Woodworking | Digital Traditions

At one time woodworking was one of the most common crafts of the American South. All aspects of carpentry and carving, including the selection of wood, were traditions passed from parent to child. Woodworking was an essential skill in rural South Carolina. Before rail transportation, inland residents had little access to imported wares. Local craftsmen made most of the basic furniture and household items – bureaus, chests, tables, chairs, utensils, mixing bowls, benches – the variety is endless. Vernacular furniture was often hand-hewn from native woods. Carved items used for hunting include bird decoys and bird calls. Whimsies, toys, and walking canes were also carved in abundance. While these objects were utilitarian by nature, most of them also incorporated ornamentation that reflected individual and communal artistic expression.

Content is provided by McKissick Museum, University of South Carolina.

Type
Archie Hunter Photo Gallery | Digital Traditions
Archie Hunter Photo Gallery | Digital Traditions

Photo

Archie Hunter of Florence belonged to the third generation of a family of traditional chairmakers. His grandfather began selling his handmade chairs to supplement the meager income from his Kershaw...
Carving Roosters, Squirrels  | Digital Traditions
Carving Roosters, Squirrels | Digital Traditions

Audio

Wood carver from Seneca, SC (Oconee County). He carves figurines out of wood including flowers, squirrels, and roosters. His wife, Frances, assists him with painting and arranging the carved flowers...
Digital Traditions - Artists
Digital Traditions - Artists

Document

Ahrens, Pat All Male Chorus of Blacksburg Arnold, Mac Ayers, Sara Basket, Nancy Baylor, Amos Bellow, Roger Bennett, Mary Jane Benson, JD Blackwell, Richard Boggs, Horatio Manning Bollack, James Booker...
Edwin Nettle's Photos | Digital Tradition
Edwin Nettle's Photos | Digital Tradition

Photo
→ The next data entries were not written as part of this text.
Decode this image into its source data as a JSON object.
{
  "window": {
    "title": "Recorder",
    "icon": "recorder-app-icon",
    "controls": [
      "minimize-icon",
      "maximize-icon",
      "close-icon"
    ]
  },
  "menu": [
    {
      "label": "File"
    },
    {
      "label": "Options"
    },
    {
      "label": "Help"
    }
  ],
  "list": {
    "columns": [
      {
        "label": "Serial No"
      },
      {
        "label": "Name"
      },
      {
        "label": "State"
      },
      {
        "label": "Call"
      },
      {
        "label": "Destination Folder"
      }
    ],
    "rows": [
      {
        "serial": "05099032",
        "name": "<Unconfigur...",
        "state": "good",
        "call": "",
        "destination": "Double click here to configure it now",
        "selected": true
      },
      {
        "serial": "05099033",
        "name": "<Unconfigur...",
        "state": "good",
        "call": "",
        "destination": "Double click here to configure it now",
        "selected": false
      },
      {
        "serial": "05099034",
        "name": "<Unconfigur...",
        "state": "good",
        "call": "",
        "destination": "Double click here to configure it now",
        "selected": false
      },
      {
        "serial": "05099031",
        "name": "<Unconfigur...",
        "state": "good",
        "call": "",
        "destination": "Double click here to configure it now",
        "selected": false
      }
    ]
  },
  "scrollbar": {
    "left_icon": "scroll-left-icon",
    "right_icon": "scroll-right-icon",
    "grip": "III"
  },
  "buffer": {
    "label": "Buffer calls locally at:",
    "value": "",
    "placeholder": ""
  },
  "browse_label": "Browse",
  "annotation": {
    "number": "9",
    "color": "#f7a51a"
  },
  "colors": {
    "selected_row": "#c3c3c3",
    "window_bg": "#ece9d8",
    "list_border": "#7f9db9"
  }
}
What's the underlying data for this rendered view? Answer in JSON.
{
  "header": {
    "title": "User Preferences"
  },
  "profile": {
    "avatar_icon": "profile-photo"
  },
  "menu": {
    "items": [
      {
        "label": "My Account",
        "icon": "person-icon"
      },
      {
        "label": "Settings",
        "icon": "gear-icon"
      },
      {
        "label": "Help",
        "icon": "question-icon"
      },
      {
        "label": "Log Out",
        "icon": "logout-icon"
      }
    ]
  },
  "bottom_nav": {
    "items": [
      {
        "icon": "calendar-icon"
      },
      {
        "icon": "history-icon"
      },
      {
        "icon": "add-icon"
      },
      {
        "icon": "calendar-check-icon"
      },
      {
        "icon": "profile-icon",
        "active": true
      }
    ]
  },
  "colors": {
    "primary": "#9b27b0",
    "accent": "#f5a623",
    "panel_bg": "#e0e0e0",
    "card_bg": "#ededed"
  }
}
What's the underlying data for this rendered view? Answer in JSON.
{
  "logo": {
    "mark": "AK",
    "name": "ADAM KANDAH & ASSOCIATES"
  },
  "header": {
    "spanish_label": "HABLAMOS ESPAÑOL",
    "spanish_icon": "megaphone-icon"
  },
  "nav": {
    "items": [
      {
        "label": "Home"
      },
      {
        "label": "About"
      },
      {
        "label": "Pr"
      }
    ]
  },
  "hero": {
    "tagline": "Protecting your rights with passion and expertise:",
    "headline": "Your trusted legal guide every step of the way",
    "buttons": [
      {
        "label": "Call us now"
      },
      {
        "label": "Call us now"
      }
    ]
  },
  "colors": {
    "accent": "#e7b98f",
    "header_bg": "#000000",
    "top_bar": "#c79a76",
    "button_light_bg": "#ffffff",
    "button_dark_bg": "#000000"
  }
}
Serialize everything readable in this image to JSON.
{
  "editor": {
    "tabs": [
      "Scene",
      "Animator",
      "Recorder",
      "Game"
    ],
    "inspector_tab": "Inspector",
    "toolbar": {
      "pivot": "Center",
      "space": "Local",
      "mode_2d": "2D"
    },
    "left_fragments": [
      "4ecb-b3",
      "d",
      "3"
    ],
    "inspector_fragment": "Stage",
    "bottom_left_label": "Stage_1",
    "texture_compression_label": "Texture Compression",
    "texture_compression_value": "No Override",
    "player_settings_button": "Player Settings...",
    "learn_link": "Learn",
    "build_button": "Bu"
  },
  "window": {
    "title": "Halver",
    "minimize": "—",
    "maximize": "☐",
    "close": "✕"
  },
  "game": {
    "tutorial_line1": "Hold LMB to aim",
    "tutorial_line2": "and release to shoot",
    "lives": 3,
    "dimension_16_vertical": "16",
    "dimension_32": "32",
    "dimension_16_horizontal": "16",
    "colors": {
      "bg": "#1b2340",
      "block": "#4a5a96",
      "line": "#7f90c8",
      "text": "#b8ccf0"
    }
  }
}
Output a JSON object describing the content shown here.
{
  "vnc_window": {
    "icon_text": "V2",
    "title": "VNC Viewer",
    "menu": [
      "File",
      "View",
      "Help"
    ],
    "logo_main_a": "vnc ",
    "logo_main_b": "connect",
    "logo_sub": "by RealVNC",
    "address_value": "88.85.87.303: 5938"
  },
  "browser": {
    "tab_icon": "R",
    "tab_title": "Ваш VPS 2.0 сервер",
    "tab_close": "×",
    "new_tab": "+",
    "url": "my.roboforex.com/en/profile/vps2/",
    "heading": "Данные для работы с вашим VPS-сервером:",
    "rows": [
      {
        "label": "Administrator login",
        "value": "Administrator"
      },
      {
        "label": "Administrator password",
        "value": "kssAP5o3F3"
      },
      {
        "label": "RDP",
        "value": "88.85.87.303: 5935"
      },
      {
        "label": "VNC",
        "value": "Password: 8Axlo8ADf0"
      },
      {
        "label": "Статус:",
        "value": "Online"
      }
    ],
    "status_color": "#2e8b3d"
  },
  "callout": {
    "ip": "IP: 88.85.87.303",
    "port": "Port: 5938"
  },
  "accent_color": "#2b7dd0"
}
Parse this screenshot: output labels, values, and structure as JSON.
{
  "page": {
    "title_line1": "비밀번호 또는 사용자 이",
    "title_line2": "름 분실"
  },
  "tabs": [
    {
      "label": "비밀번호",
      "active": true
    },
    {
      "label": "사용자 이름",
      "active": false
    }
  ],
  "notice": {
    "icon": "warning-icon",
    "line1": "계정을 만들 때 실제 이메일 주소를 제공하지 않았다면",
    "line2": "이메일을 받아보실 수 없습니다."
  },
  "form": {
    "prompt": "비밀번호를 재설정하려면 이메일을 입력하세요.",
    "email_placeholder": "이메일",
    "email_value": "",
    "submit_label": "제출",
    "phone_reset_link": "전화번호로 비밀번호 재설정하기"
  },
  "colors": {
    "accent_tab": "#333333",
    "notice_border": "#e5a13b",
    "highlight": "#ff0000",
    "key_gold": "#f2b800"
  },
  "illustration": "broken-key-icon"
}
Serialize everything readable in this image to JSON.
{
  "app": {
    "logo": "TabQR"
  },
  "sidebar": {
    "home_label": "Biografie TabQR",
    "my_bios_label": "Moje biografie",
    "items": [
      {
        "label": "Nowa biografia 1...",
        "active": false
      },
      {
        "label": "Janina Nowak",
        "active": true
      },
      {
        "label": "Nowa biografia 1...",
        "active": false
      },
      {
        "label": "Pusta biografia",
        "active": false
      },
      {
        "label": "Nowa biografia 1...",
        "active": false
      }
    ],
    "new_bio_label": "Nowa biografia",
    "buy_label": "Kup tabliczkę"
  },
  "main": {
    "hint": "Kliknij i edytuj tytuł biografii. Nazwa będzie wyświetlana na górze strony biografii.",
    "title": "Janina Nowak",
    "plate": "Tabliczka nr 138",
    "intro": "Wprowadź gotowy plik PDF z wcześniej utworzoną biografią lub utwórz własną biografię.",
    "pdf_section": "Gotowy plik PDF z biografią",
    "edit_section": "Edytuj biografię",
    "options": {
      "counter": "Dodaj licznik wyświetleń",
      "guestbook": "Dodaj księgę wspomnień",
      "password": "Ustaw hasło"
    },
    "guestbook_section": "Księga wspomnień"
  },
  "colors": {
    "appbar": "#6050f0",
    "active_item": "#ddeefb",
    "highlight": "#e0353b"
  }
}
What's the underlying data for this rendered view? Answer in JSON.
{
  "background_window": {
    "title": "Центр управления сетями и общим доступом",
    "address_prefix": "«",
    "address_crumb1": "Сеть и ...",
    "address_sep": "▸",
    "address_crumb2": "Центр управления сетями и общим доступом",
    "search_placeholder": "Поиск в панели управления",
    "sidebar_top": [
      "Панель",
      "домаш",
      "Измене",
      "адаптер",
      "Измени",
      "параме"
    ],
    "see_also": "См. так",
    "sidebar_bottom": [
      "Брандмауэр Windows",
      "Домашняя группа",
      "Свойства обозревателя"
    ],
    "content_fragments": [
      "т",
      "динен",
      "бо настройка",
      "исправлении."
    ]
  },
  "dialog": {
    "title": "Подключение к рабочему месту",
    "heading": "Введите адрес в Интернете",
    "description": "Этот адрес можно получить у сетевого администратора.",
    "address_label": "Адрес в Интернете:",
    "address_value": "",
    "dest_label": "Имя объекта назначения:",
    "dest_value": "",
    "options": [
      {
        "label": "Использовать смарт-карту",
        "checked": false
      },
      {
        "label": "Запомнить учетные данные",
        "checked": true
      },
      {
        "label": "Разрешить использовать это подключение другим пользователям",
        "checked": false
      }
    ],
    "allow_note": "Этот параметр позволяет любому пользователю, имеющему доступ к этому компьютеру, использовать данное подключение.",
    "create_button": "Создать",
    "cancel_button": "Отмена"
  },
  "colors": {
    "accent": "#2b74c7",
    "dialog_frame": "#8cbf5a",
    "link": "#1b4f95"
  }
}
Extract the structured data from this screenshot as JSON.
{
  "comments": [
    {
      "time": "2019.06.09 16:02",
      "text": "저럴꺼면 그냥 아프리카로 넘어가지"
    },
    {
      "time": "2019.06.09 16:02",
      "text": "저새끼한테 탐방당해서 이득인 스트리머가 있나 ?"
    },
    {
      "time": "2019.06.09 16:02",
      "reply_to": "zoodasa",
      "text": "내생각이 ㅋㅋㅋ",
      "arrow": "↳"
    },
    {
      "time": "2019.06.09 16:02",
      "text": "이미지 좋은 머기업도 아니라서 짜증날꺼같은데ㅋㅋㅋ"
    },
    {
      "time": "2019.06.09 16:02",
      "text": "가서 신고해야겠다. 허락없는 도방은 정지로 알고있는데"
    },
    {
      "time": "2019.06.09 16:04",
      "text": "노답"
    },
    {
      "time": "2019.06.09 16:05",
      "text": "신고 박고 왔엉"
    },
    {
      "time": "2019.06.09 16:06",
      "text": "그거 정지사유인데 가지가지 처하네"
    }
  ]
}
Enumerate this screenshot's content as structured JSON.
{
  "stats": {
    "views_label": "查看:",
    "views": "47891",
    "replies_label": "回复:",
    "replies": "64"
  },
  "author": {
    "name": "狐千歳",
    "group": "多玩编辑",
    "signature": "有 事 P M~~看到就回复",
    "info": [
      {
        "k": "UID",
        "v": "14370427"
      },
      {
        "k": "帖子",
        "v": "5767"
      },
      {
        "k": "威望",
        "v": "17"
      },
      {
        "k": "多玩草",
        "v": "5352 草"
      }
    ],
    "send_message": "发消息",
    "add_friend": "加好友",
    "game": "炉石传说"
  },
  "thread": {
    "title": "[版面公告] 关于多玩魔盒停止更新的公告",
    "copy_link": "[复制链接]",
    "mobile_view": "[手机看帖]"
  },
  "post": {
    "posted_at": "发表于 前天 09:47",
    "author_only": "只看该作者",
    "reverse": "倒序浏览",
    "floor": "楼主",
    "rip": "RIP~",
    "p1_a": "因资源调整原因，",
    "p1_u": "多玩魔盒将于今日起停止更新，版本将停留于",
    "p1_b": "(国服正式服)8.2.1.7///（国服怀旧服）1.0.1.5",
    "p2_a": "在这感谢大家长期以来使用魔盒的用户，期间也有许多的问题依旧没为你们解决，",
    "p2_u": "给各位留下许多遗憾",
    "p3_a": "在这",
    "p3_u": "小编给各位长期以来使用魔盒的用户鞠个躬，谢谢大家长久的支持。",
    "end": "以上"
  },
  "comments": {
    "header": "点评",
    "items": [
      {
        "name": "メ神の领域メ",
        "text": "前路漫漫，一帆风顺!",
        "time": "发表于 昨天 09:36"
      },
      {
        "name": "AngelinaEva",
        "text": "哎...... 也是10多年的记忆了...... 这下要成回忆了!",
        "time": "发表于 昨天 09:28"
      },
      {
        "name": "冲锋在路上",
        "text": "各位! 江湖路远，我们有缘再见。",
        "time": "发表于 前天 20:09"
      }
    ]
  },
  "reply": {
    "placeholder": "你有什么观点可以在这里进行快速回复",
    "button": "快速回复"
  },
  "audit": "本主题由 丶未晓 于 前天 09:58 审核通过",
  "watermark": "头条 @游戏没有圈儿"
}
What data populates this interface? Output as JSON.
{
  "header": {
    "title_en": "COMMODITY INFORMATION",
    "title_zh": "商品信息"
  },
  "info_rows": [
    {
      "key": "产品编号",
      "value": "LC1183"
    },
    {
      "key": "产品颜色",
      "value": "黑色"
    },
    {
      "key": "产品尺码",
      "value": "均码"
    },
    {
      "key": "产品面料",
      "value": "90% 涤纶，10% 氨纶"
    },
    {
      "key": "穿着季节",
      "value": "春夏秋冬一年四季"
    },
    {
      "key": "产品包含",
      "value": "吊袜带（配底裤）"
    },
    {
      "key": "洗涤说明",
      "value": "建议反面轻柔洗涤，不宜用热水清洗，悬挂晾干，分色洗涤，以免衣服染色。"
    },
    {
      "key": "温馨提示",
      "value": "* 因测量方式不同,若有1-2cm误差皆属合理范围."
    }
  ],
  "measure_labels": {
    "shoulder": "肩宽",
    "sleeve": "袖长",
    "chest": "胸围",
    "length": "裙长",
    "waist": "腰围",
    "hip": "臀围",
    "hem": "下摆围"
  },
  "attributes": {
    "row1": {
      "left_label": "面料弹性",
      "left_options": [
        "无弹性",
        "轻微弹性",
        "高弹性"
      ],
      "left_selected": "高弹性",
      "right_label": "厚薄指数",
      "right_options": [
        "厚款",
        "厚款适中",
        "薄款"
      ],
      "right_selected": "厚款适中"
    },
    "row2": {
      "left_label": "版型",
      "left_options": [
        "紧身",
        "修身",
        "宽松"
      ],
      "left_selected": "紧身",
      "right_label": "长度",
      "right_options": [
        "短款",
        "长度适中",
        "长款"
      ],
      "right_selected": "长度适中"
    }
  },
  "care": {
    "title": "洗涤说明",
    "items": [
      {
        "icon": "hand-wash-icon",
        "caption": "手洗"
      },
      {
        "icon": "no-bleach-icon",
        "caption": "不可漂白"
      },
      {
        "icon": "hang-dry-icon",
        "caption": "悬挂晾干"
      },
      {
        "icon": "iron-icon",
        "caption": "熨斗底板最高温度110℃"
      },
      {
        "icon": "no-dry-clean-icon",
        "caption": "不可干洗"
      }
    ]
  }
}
Wood carver in Walterboro, SC (Colleton County). He decided to take up wood carving after his friend Kirby Evans introduced him to the craft. Interview conducted by Michael Chiarappa.